_TASK TO COMPLETE:_
In how many lines of the records does the word "there" appear? Reply with the number and nothing else.

_ENTRIES SHOWN:_

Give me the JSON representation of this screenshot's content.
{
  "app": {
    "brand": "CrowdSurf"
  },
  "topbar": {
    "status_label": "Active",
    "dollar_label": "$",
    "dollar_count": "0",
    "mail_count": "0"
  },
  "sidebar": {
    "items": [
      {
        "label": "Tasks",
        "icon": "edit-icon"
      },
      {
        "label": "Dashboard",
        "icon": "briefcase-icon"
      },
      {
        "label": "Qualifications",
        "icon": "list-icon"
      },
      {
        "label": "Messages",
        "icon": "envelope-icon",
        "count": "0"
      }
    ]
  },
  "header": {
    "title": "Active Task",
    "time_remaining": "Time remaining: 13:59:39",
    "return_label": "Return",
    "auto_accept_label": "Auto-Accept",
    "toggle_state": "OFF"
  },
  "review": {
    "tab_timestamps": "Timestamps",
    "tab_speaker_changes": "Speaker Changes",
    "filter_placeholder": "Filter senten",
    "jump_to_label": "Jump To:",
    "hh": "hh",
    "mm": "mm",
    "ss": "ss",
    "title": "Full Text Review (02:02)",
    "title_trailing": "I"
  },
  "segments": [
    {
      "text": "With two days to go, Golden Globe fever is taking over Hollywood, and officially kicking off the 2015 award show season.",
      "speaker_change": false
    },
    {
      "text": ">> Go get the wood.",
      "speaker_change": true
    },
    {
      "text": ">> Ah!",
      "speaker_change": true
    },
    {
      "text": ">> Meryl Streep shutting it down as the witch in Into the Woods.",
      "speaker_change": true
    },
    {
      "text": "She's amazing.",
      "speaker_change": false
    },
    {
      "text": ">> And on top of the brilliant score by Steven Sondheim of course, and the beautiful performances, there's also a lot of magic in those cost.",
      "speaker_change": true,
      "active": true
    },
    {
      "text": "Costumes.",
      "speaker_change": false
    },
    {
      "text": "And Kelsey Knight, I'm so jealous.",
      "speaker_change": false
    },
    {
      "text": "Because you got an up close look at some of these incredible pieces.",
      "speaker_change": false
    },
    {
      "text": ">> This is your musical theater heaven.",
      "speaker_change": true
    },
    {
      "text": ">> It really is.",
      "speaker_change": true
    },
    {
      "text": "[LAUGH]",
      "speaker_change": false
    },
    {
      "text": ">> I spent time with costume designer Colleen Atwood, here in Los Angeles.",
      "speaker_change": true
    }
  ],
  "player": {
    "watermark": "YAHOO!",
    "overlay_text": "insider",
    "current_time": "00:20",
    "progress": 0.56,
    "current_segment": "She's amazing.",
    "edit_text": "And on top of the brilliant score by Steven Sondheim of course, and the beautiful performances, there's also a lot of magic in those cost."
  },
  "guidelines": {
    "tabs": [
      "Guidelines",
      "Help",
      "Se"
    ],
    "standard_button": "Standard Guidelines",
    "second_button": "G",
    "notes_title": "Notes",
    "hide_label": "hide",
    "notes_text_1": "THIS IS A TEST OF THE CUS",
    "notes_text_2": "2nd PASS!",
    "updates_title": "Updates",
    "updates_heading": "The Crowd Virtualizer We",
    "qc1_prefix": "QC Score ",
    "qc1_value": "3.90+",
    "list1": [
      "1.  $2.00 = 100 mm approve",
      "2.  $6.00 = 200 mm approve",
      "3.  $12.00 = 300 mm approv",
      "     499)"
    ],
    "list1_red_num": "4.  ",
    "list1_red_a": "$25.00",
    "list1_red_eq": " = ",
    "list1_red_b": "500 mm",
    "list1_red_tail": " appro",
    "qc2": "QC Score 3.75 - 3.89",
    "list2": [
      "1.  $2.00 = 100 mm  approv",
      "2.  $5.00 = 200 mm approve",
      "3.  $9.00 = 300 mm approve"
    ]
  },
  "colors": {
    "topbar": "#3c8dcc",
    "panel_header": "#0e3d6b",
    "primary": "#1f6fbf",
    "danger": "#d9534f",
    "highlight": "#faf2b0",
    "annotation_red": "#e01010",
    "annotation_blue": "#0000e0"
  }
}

_ANSWER TO THIS PROBLEM:_
2